The technique isolates trophoblast cells—placental cells that carry the complete fetal genome—by taking advantage of their tendency to settle to the bottom of microwell plates. The researchers lay out a procedure for optimally isolating the cells, so they can pick them individually from the plate.
“This is the first study to use cell settling for enriching trophoblast cells from a heterogeneous cervical cell population,” the researchers write in Scientific Reports. “Ultimately, we provide a technique that is quick, inexpensive, minimizes cell loss, and results in retrieval of individual trophoblast cells.”
Currently, the only way to diagnose genetic disorders in developing fetuses involves retrieving trophoblasts through amniocentesis or chorionic villus sampling, both invasive procedures that carry a small risk of miscarriage.
Blood tests that look for fetal genetic material in the mother’s bloodstream can be useful screening tools, but scientists can’t use them for a definitive diagnosis. Further, screening is limited to whatever genetic material happens to turn up in the blood, which limits the range of disorders that can be screened.
Researchers know that trophoblasts are present in the cervical canal in the early stages of pregnancy, but the quantities are small, and isolating those cells from cervical cells and mucus is difficult.

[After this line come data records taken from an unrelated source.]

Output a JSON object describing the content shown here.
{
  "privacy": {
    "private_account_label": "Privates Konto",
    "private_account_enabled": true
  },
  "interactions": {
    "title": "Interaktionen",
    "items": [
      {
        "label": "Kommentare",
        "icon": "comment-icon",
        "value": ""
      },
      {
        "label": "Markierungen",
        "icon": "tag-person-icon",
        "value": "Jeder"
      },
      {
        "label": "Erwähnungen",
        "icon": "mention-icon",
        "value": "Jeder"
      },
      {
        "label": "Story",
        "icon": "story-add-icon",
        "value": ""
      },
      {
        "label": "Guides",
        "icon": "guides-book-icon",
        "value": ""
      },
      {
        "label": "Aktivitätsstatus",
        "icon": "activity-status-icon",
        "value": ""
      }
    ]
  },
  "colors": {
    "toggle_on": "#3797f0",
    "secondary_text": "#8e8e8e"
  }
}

For the new study, Christina Bailey-Hytholt, a PhD candidate in biomedical engineering at Brown University, and colleagues wanted to see if trophoblasts had any were any physical characteristics that might help in isolating them from cervical cells and other material.
They found that trophoblasts are smaller than cervical cells, differ in shape, and have relatively large nuclei. Those characteristics suggested that they may settle more quickly than cervical cells when they place cell mixtures on microwell plates.
Using polystyrene plates, the researchers found that the trophoblasts did indeed settle more quickly than cervical cells. The study showed that researchers achieved the maximum separation of cell types around four minutes after they put the cells on the plate. At that point, they could remove the cervical cells and mucus on top of the cells, leaving a large concentration of trophoblasts behind.
The technique increased the proportion of trophoblasts in samples by 700%, enabling individual trophoblasts to be picked out for genetic testing. The technique requires no specialized equipment beyond what any diagnostic lab would already have, the researchers say. And it takes only a few minutes to produce the cells necessary for genetic testing.
“There is a large need for biomedical engineering techniques toward advancing prenatal and women’s health,” Bailey-Hytholt says. “Our work is a step toward more non-invasive prenatal testing options.”
Additional coauthors are from Brown University and PerkinElmer, Inc. PerkinElmer, Inc. and the National Science Foundation supported the work.
Source: Brown University